Biwa-bokuboku -JP:琵琶牧々 - [yokai]
• About this yokai: A top of the line wooden Biwa, Tsukumogami which has come to life after about 100 years of neglect from its owners, mournful for not being played, it now wanders the streets as a blind zato, playin’ for tips.
• History: Instruments are often said to become tsukumogami when they've been neglected by their owners, gone unpracticed and left sitting in storage for years or decades at a time! – They are often depicted (humorously) seeking revenge against the musicians who've neglected their practice or repair. - Biwa-bokuboku is often depicted along side Koto Furunushi & Shami-choro - (The three are often said to be a trio that play forgotten songs and tunes together as a band.) - These yokai serve as a reminder to practice diligently & to not let the old instruments & ways of playing be forgotten.
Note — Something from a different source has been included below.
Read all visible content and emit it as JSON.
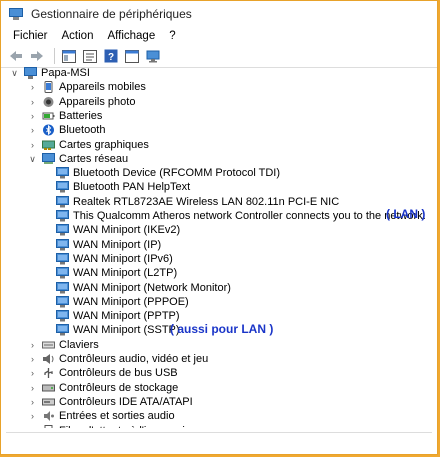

The most popular Biwa-yokai is the "Biwa-bokuboku" is included in toriyama sekeins Gazu Hyakki Tsurezure Bukuro (百器徒然袋)  - This yokai was, in turn; a combination reference to two prized & legendary Biwa: - “The Genjo” & “The Bokuba” – in a nutshell: the "Bokuba" Was a famous biwa lute which was said to be able to play itself when nobody was looking, it played so nicely it was even able to placate a demon. – while, The "Genjo" refused to be played by anyone without talent, during a fire: it was assumed that an Oni had invisibly stolen it from the emperors palace, but it turns out it was the Biwa /itself/ that had become frustrated from being neglected in storage for such a long time.
Toriyama Seikens Biwa-bokuboku's appearance is based on a blind monk called a zato – many lute players in edo where in fact: blind. – Today there are urban legends out there that they would cause this themselves, gouging their eyes out of devotion to the craft. (However: Im 99% sure that that is in fact false, misinformation*) – It is to my understanding that the "zato" had become more of an occupation, they where a bit more like a magical soothsayers: it was said that their songs could quell Demons, Ghosts and some where even able to prevent Plagues with their melodies.. so, the reason that the blind where often musicians? is because in-factfor a time, it actually paid incredibly well! - In the Edo period they where often sponsored by temples and sometimes even the shogunate, People relied on them for poetry and stories (as not as many people could read.) – So 'Zato' became a lucrative occupation, and the Biwa became incredibly popular instrument for that reason.
...Then unfortunately towards the end of Edo period, along with a ban on folklore, magic and yokai: blind Biwa players where also swept under a rug, hidden by a change in government, the rise of tech & the modern era... That's perhaps why the poor biwa-bokuboku is now commonly said to be a beggar, But in actuality the robes he wears are very nice!!
*Going further back is the legend of "Hoichi the Earless" which is a famous ghost story, it might have attributed to -why- people tend to believe the misinformation that self mutilation was part of the occupation. But this is getting a bit long winded, so, perhaps i'll save that for a sticker/story for another time. - I hope that my sticker will inspire you to look up some good biwa music or to keep you jamming and practising whatever you might play!
Sticker Art by @Samkalensky (yo thats me!) - Part of my Night parade of 100 Demons - Yokai & Japanese folklore sticker collection, weather-resistant 4" Glossy sticker. Check my shop & follow @samkalensky for many more!